When we think of supercomputers, the image that generally comes to mind is one of racks and racks of specially built machinery kept in super-clean fluorescent rooms. While that may be true for the most powerful computers in the world, Amazon may be changing things. The online bookseller has apparently harnessed the power of its massive cloud computing platform called Elastic Cloud Computer (EC2) to create the 42nd fastest supercomputer in the world, which — strictly speaking — doesn’t exist here in meatspace.
Amazon’s virtual super computer is capable of running 240 trillion calculations per second, or 240 teraflops. That’s a far cry from the world’s fastest computer, Japan’s K Computer, which last we heard was humming along at around 10 petaflops. It’s even short of Intel’s crazy fast Knights Corner chip, which has fifty cores and one petaflop performance on a single chip.

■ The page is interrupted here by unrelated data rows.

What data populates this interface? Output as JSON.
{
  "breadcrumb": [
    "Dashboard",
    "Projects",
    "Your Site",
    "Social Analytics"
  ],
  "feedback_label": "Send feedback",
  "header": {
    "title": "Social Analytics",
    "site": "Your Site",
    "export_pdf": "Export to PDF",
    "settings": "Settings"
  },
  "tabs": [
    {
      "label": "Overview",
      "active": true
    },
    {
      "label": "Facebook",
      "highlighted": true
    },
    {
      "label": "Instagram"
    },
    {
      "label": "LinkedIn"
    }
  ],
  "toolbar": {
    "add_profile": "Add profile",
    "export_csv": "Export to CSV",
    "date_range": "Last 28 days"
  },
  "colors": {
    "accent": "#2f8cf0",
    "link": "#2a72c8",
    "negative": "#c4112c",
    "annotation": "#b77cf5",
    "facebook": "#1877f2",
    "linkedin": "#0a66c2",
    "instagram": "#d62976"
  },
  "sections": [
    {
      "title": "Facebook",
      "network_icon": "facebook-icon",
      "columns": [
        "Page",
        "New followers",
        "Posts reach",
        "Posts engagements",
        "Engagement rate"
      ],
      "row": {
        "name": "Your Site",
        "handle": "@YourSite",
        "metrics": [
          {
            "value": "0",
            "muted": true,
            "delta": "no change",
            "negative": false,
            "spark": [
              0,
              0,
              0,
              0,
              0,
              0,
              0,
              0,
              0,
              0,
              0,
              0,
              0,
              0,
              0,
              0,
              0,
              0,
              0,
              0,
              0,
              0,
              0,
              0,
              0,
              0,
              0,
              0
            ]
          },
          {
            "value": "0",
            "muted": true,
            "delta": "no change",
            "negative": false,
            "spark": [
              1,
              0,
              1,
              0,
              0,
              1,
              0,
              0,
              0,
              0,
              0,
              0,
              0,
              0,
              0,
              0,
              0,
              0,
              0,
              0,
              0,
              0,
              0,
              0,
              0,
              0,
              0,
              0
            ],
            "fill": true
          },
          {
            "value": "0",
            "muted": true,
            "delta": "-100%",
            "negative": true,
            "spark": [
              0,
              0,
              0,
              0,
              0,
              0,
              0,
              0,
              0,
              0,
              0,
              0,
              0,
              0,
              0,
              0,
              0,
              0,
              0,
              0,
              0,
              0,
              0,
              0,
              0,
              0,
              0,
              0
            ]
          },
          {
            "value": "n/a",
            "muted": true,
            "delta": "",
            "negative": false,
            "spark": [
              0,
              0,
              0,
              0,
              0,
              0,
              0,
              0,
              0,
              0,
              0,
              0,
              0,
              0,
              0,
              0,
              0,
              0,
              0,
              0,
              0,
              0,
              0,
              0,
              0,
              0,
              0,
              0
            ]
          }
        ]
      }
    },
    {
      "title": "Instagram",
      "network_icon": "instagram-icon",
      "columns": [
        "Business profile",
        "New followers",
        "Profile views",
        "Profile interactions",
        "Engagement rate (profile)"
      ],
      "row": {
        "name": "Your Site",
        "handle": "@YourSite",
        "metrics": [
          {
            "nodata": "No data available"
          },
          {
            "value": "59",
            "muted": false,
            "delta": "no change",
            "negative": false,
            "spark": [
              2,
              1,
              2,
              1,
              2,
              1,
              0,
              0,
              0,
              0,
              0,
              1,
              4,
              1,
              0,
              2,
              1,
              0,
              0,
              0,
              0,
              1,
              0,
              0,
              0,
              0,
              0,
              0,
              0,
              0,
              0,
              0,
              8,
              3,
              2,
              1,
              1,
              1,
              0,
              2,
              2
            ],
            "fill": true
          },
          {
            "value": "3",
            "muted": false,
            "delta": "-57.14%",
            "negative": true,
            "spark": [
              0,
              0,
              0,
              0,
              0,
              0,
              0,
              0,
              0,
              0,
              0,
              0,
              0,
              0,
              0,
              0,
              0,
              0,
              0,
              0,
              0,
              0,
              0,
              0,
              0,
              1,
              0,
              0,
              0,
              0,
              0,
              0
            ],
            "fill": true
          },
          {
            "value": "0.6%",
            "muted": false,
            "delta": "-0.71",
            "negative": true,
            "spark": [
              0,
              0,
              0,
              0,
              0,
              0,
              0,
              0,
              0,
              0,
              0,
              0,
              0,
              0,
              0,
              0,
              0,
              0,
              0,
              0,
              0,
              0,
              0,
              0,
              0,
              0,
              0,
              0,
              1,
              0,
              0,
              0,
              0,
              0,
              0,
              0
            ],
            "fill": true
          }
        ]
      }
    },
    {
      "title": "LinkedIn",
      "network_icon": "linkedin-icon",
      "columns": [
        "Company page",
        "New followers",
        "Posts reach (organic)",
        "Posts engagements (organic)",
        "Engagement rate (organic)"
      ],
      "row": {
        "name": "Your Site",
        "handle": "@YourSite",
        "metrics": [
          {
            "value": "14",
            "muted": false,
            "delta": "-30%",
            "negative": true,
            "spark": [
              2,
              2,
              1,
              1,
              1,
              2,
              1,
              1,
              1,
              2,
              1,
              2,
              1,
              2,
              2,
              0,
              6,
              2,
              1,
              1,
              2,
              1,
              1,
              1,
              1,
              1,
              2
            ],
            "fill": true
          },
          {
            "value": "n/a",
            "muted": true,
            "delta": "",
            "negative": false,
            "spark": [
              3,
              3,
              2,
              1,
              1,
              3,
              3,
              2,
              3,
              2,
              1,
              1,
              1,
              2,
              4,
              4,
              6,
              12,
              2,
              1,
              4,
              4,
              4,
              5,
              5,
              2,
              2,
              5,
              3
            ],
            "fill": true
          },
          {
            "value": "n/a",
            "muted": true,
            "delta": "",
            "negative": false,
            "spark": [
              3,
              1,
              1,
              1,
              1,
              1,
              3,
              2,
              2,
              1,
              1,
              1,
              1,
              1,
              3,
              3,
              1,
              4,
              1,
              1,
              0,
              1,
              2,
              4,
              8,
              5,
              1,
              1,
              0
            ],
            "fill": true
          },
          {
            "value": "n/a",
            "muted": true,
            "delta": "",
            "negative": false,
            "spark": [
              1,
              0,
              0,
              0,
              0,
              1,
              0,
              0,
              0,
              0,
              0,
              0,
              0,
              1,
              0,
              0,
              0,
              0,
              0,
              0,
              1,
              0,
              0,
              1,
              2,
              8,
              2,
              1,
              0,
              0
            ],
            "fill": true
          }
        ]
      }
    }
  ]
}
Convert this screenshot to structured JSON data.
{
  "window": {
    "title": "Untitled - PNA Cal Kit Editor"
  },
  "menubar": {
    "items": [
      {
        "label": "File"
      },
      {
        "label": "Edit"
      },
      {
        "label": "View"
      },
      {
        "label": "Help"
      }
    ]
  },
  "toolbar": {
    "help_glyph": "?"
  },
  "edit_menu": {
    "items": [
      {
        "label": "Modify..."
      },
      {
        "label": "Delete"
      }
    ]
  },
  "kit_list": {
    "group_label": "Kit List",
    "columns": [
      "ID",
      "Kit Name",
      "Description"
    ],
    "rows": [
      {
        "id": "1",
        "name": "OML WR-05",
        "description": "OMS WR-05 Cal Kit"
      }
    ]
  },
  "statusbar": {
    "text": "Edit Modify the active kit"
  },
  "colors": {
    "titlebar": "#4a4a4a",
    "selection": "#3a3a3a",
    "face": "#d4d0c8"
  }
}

However, Wired reports that for $1,279 per hour, anyone can run their applications across 300,000 cores on Amazon’s supercomputer cloud application. Compared to the millions of dollars required to roll your own supercomputer, that’s a pretty attractive offer. According to Read Write Web, Amazon took the #42 slot with a mere 17,024 cores.
While Amazon may not be pull the most intensive data customers away from the K Computer and others with its offering, it certainly will be turning heads with this new cloud capability. Also, it may be a signal that the more run-0f-the-mill services provided on the cloud are becoming even more robust: Consider, that Amazon was able to set up and run its cloud-based supercomputer all while thousands of its existing customers were running their cloud applications as well.
- The K Computer passes 10 petaflops
- Knights Corner is a supercomputer on a chip
- Amazon’s cloud platform didn’t do so well compared to Microsoft Azure
- But some guy is using it to create a million virtual monkeys